Story Title: Broken

Rating: M

Summary: A memory from a broken girls childhood. The reason for Clove's hatred.

Warnings: Child Abuse and Broken Dreams

I was broken, my death freed me.

From a little girl, my heart was broken.

"My beautiful Clove," My pregnant mother would begin as she sat on the side of my small bed. "Do you remember that story I used to tell you? The one with the princess who went to the castle?" She would ask, brushing my hair out of my eyes.

"Her name was Clove!" I confirmed, giggling at the memory. The story was always my favorite, with a princess named Clove who would go faraway to a castle and fight to bring honor to her district. Her district was district two, just like mine. She won and came back to her district, met her prince and lived happily ever after in the most beautiful place, Victors Village.

"Yes it was." My mother would confirm before starting to cry. "Very good, baby girl."

I would shift uncomfortably, "Mommy, what's wrong? Don't cry mommy. Did I make you sad? I'm sorry, mommy."

"No!" She would gush, leaning closer to me. "Oh, my beautiful Clove. You didn't do anything wrong."

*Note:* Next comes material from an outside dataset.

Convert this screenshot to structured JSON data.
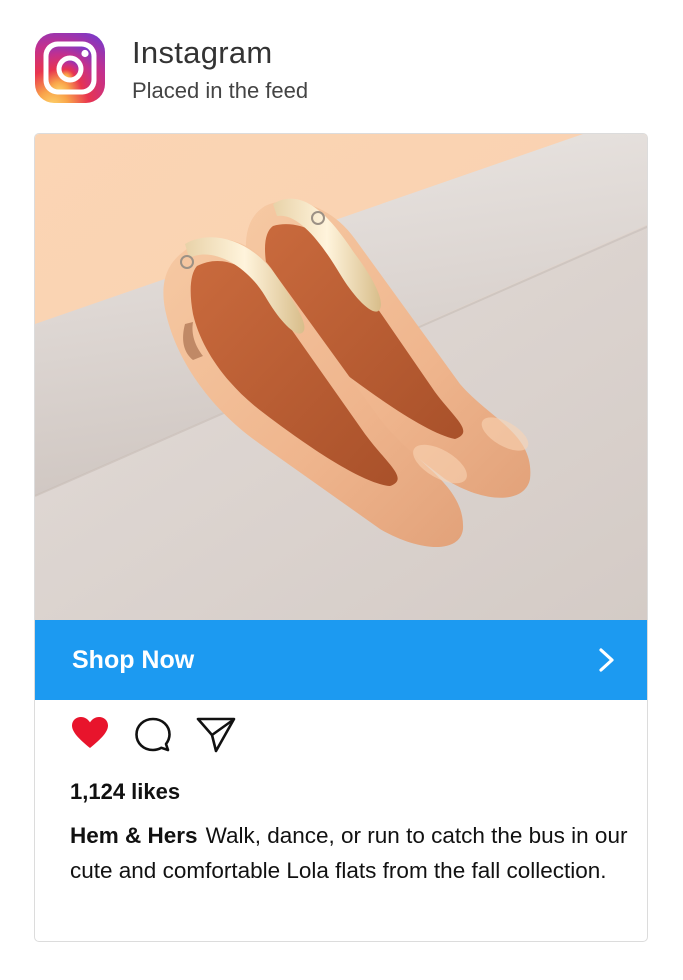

"Then why are you so sad?"

"I'm not sad, sweetheart. It's just…" She sighed. "Daddy and I got you a present."

"A present?" She now had all of my attention. "What is it?"

"We… You get to go to the academy, sweetheart."

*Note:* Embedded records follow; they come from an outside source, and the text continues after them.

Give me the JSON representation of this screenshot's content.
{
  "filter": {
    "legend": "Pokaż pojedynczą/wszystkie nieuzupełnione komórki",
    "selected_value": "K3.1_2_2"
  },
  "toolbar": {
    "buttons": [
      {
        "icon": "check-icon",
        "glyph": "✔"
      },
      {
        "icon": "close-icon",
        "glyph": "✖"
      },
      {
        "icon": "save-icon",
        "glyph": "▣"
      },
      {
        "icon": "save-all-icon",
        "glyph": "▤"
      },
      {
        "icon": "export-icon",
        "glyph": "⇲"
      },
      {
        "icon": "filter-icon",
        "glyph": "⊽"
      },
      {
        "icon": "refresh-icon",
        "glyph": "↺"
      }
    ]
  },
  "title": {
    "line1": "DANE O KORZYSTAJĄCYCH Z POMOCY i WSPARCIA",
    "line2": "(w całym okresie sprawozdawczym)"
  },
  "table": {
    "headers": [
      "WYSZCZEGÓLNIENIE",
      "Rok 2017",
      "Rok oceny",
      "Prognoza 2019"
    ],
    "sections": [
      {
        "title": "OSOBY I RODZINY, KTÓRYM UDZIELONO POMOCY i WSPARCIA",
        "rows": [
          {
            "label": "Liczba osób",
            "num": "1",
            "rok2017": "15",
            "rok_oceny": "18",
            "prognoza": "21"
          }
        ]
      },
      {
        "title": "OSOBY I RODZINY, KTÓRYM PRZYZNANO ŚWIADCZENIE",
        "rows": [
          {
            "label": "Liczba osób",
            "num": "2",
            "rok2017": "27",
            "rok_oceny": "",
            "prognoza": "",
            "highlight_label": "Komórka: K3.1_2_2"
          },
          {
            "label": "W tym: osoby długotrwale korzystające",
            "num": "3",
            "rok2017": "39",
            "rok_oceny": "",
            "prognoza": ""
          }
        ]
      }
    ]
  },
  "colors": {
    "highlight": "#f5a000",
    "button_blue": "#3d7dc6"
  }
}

"The academy?"

"The one the princess went to, sweetheart. You can train and be the best in the whole district, and be just like her."

But I wasn't.

I was smaller than everybody at the academy and they were really mean. I cried everyday when I would come home, bloody or bruised by my trainers who beat me until I delivered the results they hoped for. The problem was, I didn't know what they were hoping for. I didn't know they were coaxing me to have the capacity to kill.

It was an embarrassment to have a child do so poorly in the academy. We weren't allowed to train with weapons at that point, and I was no good at hand-to-hand combat. I was beat by the trainers, beat by the people I trained with, terrorized by an older boy named Cato. I would go home and cry, but my mother was always there for me. Then the baby came and she went on a vacation.

My daddy said she was always there, that she loved us and that she was with my little sister. That was until daddy started drinking this really smelly stuff and began to do stuff that I didn't understand. He would call me a failure and tell me that I would never be like the princess. He would come in to my room at night and hurt me really bad.

So I would work harder, I would get stronger.

But I would never get strong enough.

Because a broken girl could never win the Hunger Games. I should have known that. My mother should have known.

The Hunger Games freed me.